== To do ==
The records are to be repeated in full. Every line must match.
The data Start Marker
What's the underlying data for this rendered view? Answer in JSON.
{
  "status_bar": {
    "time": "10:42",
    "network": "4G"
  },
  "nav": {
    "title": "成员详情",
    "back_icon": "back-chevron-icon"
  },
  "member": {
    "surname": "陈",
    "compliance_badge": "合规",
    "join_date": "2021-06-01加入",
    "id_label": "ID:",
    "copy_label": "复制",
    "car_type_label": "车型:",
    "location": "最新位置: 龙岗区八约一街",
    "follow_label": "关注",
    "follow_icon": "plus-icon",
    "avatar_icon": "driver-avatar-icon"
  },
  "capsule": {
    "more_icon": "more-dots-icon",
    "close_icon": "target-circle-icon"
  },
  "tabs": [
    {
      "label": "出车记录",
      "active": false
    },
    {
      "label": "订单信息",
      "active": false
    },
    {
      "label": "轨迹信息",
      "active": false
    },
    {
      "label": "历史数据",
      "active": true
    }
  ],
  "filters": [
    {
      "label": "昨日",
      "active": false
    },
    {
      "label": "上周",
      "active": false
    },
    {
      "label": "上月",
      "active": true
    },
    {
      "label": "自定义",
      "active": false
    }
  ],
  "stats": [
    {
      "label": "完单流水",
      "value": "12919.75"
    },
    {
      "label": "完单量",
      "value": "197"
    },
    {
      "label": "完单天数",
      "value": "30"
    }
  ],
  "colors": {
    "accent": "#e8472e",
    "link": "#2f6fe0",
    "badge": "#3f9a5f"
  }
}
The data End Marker
== Solution below ==
What's the underlying data for this rendered view? Answer in JSON.
{
  "status_bar": {
    "time": "10:42",
    "network": "4G"
  },
  "nav": {
    "title": "成员详情",
    "back_icon": "back-chevron-icon"
  },
  "member": {
    "surname": "陈",
    "compliance_badge": "合规",
    "join_date": "2021-06-01加入",
    "id_label": "ID:",
    "copy_label": "复制",
    "car_type_label": "车型:",
    "location": "最新位置: 龙岗区八约一街",
    "follow_label": "关注",
    "follow_icon": "plus-icon",
    "avatar_icon": "driver-avatar-icon"
  },
  "capsule": {
    "more_icon": "more-dots-icon",
    "close_icon": "target-circle-icon"
  },
  "tabs": [
    {
      "label": "出车记录",
      "active": false
    },
    {
      "label": "订单信息",
      "active": false
    },
    {
      "label": "轨迹信息",
      "active": false
    },
    {
      "label": "历史数据",
      "active": true
    }
  ],
  "filters": [
    {
      "label": "昨日",
      "active": false
    },
    {
      "label": "上周",
      "active": false
    },
    {
      "label": "上月",
      "active": true
    },
    {
      "label": "自定义",
      "active": false
    }
  ],
  "stats": [
    {
      "label": "完单流水",
      "value": "12919.75"
    },
    {
      "label": "完单量",
      "value": "197"
    },
    {
      "label": "完单天数",
      "value": "30"
    }
  ],
  "colors": {
    "accent": "#e8472e",
    "link": "#2f6fe0",
    "badge": "#3f9a5f"
  }
}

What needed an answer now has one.